Perhaps some degree of cognitive dissonance is inevitable when the Postal Service is told to act “like a business” and at the same time required to fulfill the mandate of universal service. In many ways Congress and the Board of Governors have set an impossible task for the Postal Service and sought to make it something it can never become.
Still, one has to wonder if there is anything that passes for strategic thinking going on in L’Enfant Plaza. A couple of months ago the Village Post Office concept was going to be the solution to the shrinking of the retail network under the RAOI. The plan was rolled out with great fanfare, it was an important part of the RAOI plan, and it was the subject of many interrogatories and testimonies. Now as the PMG walks back from the VPO, we are told that the plans were not that serious, that they weren’t fleshed out, and the VPO isn’t going to work in rural America, where many towns don’t even have a place to put a VPO.
One can look back over the years and find any number of instances where a big plan or program like the VPO was rolled out by the Postal Service, only to be scaled back or totally forgotten as time went on. Whether it was IMB or FSS, technical programs, or other initiatives, big plans often came to little or naught. Some sloppiness, incoherency, or inconsistency always seems to surface. Much as it does in its RAOI brief, the approach of the USPS often is simply to impose its will, to assert it correctness, and to deny any evidence to the contrary.
You can tell a rural carrier that EXFC requires her to drive up a snowy mountain road with downed power lines, but that doesn’t make it possible. You can tell a city carrier that four more swings can still get done in eight, but that doesn’t make it so. You can plan for a machine to run x pieces per hour, but if the pieces aren’t there or the program isn’t right, it’s just not going to happen. You can tell a small community that it doesn’t need its post office, but that doesn’t make it true.
I’ve been asked, what could senior management have done better? Well, they could have been consistent, they could have been realistic, they could have been honest. They could have recognized the value of the network instead of becoming preoccupied with downsizing and “optimizing.” They could have focused on quality of service instead of clinging to a system predicated on volume. They could have thought more about how to serve the general public instead of worrying so much about the big stakeholders. They could have done more to meet the challenges introduced by the Internet and changing business methods. They could have addressed a top-heavy Area and District structure. They could have created programs to develop a professional management class, and they could have let those managers manage. They could have created a meaningful employee feedback mechanism instead of one that told them what they wanted to hear. Instead of driving mail in circles they could let EXFC tell them the truth — at far less cost.

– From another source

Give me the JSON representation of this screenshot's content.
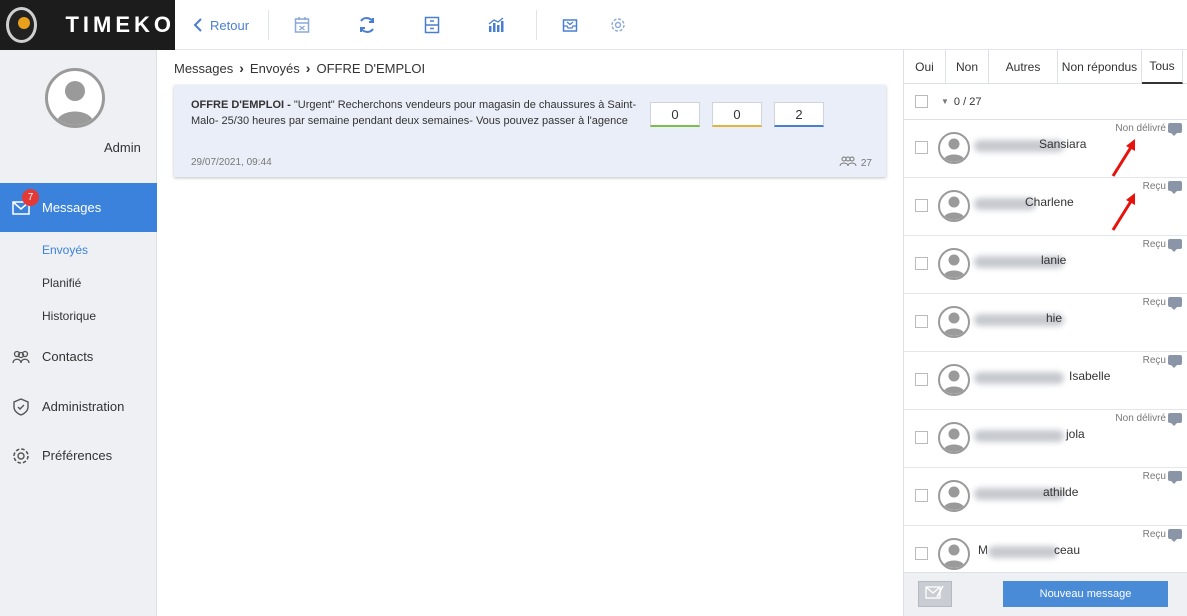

Simply put, they could have listened.
Perhaps if they had, we might not find ourselves facing such a depressing impasse. Congress isn’t going to change anytime soon. The mailers (and I guess the 1%) aren’t going to lose their sense of entitlement willingly. And it’s unlikely that HQ will open the windows and let in some fresh air.
None of this speaks well for the future of postal services in this country. Still, I can’t help but hope. Perhaps the deterioration of a cherished institution, the lack of vision demonstrated by our representatives, and the continued attacks on our working population and our sense of community will serve as a wake-up call.
We’d better wake up soon because there’s more at stake than post offices and postal services. If jobs can be disposed of so ruthlessly, if communities can be disposed of so cynically, if an institution that helped build the country — and that still helps hold it together — can be disposed of so carelessly, we are all in deep trouble.